JEFF WOODBURY, v.p. investor relations: Sure Doug, and I understand the interest that you and others have about Guyana. I mean, we were certainly very encouraged by the discovery well. The organization moved quickly to get a drill ship contracted and get it on site to appraise the Liza discovery. The well spud in February we do plan to drill multiple wells this year. Liza 2 is progressing according to expectations. We will plan to test the well, and we should complete that activity mid-year. As I said in my prepared comments, we did complete the 3D seismic survey on the Stabroek block, and we began a survey on the Canje block which we picked up to the east of the Stabroek block. The well and seismic data is being assessed realtime in order to provide insights into the discovery and the ultimate block potential. We do plan on moving the rig from the Liza appraisal well over to a new prospect to the northwest after it is done at Liza.
Another winner, if all goes well could be SBM Offshore , which has been “prequalified” by ExxonMobil to build an FPSO (floating production, storage and offloading vessel) for Liza.
CEO Bruno Chabas has been pushing the Amsterdam-listed SMB to perfect a standardized approach to building these multi-billion-dollar vessels.
That could help keep costs down for Exxon, which might need to order 3 FPSOs to handle all that Guyanese oil — and would prefer to lock in today’s low prices.

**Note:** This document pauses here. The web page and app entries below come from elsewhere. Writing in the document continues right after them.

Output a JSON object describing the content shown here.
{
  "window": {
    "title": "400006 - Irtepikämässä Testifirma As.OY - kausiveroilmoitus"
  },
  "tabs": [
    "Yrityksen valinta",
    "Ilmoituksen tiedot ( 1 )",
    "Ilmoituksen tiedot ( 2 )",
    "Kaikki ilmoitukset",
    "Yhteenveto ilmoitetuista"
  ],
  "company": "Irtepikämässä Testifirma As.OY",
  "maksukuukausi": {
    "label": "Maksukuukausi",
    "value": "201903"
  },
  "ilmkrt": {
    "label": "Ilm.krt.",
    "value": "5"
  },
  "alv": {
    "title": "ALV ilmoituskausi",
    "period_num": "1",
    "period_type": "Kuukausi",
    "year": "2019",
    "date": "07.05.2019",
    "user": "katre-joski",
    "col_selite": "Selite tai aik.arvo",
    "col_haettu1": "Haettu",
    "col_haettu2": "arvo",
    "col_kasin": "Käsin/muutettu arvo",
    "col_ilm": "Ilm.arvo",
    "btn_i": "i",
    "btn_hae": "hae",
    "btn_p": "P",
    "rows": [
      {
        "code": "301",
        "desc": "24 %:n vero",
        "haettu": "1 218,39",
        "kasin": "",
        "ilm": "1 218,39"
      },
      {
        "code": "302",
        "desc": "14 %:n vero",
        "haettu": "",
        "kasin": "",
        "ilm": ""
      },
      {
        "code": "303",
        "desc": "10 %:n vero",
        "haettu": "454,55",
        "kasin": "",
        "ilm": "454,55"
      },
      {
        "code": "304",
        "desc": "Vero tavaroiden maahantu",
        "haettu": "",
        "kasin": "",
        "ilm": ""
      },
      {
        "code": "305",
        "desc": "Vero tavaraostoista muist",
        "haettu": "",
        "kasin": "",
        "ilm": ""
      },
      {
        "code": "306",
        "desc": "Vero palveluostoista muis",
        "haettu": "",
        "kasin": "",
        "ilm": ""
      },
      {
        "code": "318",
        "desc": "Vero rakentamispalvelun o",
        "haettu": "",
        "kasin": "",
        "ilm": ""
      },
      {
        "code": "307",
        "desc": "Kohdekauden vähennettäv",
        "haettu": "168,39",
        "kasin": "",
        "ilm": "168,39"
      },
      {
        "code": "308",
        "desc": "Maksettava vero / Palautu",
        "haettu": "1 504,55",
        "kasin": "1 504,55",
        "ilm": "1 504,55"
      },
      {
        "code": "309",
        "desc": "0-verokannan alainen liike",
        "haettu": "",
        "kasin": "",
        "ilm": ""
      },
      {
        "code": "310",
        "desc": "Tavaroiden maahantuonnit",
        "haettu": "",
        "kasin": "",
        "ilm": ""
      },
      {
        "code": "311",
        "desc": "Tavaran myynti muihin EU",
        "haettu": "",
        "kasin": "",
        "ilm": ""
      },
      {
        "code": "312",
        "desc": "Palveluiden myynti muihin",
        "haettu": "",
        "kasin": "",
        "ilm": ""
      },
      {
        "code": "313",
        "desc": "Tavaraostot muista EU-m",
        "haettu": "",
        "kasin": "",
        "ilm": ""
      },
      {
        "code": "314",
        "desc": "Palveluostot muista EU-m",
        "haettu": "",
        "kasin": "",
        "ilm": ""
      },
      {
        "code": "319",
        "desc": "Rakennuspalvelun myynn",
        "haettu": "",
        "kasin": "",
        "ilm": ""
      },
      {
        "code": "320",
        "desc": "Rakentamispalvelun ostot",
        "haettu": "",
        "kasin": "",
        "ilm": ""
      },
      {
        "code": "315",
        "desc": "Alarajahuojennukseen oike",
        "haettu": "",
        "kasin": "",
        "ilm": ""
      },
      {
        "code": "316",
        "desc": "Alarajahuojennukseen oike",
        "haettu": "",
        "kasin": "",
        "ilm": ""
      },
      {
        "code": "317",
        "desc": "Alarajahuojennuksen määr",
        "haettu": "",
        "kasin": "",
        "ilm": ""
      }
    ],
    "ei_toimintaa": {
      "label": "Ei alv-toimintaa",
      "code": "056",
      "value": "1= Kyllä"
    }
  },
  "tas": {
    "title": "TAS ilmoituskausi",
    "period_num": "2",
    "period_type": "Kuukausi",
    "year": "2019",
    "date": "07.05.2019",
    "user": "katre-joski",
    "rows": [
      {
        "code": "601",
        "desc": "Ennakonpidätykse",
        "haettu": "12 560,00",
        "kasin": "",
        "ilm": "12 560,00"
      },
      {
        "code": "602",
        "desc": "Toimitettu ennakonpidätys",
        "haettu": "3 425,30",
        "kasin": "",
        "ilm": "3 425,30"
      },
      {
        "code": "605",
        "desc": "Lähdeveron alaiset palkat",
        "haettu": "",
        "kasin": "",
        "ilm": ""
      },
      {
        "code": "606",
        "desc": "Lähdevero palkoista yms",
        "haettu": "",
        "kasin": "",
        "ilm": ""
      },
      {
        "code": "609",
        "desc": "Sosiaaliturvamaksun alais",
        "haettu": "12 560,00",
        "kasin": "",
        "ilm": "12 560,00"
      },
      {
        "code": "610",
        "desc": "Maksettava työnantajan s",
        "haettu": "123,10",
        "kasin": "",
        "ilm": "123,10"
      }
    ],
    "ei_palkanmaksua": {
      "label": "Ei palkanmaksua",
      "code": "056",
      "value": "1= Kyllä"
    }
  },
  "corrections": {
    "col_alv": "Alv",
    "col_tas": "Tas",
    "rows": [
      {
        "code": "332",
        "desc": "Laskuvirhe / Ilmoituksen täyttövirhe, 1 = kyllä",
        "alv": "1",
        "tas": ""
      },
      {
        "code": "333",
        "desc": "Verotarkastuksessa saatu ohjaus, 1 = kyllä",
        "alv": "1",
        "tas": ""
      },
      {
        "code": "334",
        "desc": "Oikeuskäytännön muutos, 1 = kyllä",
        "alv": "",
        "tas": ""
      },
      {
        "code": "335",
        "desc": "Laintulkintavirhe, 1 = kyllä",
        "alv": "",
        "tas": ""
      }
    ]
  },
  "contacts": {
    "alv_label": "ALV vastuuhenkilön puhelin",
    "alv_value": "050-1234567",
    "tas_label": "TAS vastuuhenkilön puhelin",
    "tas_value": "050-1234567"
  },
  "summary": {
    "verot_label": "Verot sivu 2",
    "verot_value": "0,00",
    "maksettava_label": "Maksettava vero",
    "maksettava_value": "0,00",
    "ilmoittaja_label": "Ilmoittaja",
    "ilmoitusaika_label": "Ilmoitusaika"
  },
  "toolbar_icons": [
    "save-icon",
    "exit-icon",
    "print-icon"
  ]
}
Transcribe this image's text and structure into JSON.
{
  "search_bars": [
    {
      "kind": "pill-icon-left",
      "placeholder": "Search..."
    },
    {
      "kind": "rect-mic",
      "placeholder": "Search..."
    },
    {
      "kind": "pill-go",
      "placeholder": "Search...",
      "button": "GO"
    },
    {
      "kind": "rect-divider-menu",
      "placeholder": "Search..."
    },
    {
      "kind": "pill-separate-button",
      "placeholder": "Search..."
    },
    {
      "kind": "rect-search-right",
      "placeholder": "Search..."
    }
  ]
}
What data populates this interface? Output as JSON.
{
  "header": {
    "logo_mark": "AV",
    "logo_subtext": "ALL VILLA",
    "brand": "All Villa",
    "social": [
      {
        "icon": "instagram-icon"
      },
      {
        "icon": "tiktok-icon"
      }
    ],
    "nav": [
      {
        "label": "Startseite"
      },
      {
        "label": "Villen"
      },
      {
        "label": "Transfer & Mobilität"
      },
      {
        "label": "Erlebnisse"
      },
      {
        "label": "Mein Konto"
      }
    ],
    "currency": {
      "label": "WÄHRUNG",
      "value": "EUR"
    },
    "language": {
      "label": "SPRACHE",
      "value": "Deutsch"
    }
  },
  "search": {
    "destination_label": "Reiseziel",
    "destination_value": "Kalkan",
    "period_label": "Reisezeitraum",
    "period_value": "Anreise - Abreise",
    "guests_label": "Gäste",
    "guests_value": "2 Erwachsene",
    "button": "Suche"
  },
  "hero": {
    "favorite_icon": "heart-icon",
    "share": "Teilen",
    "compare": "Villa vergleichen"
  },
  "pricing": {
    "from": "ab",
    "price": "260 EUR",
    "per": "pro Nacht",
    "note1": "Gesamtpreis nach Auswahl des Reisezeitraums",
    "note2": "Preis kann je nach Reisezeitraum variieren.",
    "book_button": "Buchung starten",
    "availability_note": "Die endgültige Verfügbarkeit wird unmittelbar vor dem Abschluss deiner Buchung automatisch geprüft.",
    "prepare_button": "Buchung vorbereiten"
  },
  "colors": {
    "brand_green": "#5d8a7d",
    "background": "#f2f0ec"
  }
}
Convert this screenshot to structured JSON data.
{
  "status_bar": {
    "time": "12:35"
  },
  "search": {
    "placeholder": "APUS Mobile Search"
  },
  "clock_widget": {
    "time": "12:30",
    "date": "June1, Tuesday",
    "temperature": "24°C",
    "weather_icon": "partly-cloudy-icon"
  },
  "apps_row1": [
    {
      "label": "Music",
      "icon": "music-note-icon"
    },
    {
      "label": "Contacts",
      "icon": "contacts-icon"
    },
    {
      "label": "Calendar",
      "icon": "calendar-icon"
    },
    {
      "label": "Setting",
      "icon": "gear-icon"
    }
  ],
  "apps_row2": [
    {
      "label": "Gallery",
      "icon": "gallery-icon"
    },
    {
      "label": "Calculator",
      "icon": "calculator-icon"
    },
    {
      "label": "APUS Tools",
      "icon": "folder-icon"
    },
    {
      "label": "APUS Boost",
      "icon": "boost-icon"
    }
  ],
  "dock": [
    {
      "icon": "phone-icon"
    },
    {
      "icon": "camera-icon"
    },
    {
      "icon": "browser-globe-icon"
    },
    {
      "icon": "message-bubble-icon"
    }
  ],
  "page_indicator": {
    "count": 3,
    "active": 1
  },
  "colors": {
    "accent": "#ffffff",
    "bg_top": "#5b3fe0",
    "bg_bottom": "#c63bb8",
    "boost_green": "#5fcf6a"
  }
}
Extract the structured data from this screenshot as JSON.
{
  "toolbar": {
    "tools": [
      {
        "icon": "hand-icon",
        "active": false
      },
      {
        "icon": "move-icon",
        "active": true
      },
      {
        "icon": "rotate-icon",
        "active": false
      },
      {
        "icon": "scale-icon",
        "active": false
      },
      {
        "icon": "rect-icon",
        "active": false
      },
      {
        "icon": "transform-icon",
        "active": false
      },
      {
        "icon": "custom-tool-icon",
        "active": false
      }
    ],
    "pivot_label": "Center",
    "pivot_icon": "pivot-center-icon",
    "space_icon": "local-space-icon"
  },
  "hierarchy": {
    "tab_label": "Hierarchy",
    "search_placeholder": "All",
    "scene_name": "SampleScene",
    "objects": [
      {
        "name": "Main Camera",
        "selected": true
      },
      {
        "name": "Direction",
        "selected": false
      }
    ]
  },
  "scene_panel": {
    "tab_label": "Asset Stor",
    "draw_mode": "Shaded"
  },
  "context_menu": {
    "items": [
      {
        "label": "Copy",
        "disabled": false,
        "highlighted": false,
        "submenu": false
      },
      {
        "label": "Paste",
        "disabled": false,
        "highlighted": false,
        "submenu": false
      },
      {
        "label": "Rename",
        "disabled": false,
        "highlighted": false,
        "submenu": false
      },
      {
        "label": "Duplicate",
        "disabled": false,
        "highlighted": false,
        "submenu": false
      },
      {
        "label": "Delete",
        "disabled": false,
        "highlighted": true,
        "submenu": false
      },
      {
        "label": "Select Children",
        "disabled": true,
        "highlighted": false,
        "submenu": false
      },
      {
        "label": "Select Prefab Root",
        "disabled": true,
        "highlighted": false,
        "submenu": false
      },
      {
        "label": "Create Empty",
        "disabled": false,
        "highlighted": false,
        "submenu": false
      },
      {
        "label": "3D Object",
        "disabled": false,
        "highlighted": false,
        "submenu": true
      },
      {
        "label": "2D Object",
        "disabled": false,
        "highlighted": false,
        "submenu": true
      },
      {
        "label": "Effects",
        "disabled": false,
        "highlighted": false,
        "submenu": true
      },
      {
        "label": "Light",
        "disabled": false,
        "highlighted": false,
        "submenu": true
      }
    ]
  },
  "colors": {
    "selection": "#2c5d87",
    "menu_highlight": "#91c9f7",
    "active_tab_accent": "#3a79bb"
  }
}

Analyst John Herrlin tried to coax a response on that one on the last analyst call.
JOHN HERRLIN, ANALYST, SOCIETE GENERALE: Yes, thank you. Just a quick one for me, Jeff, on Guyana. You have multiple structures in your lease area. In the event that you have multiple successes should we consider Guyana to be kind of an analog to what you did in Kizomba [in Angola] a while back in terms of design one, build many. And then my other question is can you bring some of these longer cycle projects forward to take advantage of excess E&C capacity today? You did discuss kind of how you’re optimizing things. Can you bring longer cycle programs forward to take advantage of a lower cost environment?
JEFF WOODBURY: Yes, yes, on Guyana, John, and good morning, John. I’d tell you that, as I — as I indicated earlier, it is really early days. We need to get a better handle of the full block potential.
Indications are the the full potential could be very big. It’s a shot in the arm for Exxon, which hasn’t been particularly great at replacing the oil and gas it produces. 2015 marked the first year in two decades that Exxon failed to prove up enough new reserves to replace those pulled out of the ground, for a reserve replacement ratio of 67%. That said, reserve replacement needn’t be a huge concern; Exxon’s portfolio of proved, probable and possible resources now totals 90 billion barrels.